400 tonnes of polyvinyl chloride plastics burned
Sunday will mark the 20th anniversary of the Plastimet fire, remembered as one of worst environmental disasters in Canadian history.
Plastics recycler Plastimet Inc., on Wellington Street North, had more than 400 tonnes of polyvinyl chloride plastics and other plastics stored on site when it erupted in flames on July 9, 1997.
The fire, started by an eightyear-old, burned for four days spewing clouds of smoke with dioxin and other hazardous chemicals into the air. Nearby residents were moved to safety. People in the area were told not to eat vegetables from their soot-covered gardens and many expressed fears about the long-term health consequences for firefighters and others exposed to the toxic chemicals.
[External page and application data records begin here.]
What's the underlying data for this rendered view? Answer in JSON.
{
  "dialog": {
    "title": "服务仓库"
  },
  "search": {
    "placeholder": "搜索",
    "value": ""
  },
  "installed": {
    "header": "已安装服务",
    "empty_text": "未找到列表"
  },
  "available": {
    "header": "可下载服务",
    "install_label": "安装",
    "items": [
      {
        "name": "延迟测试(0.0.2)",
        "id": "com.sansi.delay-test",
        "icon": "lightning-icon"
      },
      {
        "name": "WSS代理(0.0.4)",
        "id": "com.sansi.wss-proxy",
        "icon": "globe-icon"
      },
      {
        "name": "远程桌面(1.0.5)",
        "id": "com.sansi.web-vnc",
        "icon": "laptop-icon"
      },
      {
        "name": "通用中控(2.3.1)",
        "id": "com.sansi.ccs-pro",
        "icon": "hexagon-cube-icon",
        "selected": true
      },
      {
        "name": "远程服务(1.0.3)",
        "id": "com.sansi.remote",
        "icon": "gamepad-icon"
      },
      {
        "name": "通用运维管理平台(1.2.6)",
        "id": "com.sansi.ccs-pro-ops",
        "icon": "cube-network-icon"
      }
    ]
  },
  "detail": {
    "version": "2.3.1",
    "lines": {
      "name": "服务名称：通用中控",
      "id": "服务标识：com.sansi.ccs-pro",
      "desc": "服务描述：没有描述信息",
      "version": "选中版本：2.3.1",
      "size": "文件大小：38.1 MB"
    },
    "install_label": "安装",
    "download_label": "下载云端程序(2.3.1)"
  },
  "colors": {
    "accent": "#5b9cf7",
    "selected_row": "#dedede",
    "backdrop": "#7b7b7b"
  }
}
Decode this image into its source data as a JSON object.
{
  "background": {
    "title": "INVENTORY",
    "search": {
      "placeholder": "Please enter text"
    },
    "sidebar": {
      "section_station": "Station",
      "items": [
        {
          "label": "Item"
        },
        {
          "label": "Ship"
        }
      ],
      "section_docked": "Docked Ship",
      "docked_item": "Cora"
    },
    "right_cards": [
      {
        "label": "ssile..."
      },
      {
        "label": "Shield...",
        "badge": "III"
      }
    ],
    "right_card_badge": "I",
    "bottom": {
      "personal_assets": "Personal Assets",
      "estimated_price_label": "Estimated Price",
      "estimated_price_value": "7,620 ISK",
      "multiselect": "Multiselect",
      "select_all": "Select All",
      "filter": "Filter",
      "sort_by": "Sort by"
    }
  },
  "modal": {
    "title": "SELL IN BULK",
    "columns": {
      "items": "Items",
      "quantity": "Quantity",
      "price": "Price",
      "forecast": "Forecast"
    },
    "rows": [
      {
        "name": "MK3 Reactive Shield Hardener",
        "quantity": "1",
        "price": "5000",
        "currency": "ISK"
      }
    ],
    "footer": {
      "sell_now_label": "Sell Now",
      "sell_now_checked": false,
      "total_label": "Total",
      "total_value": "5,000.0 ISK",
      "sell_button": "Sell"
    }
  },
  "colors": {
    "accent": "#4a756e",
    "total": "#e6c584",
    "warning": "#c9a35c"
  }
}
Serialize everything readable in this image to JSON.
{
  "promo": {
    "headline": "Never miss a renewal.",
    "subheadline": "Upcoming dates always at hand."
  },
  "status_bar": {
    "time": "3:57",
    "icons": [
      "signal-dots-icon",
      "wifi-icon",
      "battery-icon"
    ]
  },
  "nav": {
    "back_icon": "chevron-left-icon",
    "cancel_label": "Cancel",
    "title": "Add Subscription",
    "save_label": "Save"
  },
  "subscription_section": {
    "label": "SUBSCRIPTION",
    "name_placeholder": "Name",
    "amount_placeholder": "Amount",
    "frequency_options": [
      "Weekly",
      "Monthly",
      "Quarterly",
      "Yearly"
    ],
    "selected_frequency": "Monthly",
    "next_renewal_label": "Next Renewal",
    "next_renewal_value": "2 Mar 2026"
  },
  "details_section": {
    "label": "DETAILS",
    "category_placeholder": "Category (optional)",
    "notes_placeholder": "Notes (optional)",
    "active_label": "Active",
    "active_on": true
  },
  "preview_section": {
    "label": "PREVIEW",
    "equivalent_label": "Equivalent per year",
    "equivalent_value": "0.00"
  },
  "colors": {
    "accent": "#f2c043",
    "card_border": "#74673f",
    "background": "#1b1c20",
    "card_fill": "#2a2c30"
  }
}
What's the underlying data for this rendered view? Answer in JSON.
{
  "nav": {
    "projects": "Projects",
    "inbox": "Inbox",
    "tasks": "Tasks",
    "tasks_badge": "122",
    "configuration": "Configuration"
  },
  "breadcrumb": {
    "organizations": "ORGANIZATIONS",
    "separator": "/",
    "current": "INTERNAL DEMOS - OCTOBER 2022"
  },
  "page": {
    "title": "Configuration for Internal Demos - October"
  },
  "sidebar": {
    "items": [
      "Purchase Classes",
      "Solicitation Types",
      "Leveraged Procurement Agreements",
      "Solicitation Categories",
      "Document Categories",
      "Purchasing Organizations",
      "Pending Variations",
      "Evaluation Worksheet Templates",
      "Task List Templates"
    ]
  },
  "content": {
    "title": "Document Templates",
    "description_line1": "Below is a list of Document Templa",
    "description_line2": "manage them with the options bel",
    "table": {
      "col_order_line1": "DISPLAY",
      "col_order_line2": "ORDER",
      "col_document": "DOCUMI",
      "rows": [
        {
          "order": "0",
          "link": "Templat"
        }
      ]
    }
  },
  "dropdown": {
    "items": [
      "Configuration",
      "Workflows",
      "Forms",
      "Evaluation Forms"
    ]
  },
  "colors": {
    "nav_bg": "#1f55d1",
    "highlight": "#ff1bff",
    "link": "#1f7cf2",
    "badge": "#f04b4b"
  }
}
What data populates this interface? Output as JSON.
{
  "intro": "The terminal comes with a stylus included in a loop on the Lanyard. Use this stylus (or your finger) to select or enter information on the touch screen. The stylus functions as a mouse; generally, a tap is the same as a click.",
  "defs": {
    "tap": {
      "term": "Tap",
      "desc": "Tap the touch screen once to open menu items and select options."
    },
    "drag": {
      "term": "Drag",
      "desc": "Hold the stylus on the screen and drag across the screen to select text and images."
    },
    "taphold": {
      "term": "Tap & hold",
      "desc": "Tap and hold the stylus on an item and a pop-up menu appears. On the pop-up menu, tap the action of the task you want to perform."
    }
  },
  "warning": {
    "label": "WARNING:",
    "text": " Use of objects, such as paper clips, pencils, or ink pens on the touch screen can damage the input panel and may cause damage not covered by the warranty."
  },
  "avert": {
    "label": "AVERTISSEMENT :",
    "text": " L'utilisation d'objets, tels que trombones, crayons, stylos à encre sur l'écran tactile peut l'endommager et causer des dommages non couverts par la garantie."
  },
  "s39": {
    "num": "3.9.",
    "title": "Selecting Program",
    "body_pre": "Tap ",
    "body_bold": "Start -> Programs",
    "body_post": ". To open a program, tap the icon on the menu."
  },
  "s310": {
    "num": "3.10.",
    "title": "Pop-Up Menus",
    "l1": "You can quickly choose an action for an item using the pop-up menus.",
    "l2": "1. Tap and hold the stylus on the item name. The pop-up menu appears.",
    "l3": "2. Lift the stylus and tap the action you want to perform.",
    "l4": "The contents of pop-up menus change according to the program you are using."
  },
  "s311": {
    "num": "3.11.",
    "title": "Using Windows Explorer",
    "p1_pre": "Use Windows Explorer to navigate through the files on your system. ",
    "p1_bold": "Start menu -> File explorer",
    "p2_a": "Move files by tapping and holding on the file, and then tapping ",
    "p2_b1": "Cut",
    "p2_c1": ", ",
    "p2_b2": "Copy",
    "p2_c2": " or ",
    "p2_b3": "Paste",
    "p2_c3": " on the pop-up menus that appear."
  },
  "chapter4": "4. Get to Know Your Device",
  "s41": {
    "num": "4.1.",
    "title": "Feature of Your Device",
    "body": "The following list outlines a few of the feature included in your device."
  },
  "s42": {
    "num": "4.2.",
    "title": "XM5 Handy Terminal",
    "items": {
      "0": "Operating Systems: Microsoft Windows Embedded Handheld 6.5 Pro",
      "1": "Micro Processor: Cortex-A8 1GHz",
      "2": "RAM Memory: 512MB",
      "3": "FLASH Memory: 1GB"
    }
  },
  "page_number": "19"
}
The fire heightened awareness about issues with plastic storage and led to criticism of government officials for allowing so many plastics to be stored in one location.
Firefighters have argued their health was placed at risk by battling the fire. They believe the fire contributed to cancer cases since. At least one firefighter’s death was linked to exposure.
Capt. Bob Shaw was one of 264 firefighters who tackled the blaze. He was diagnosed with cancer of the esophagus in 2003, but his claim was denied by the Workplace Safety Insurance Board. Shaw died in 2004 at the age of 55.
In May 2007, provincial legislation was passed to make it easier for firefighter occupational health claims to be recognized, including Shaw’s.
Plastimet Inc. on Wellington Street North broke out into flames on July 9, 1997. The fire burned for four days, spewing chemical-laced smoke in the air.
Above, Jackie Washington Park is now located at the site of Plastimet. To the left, crowds watch blaze from afar.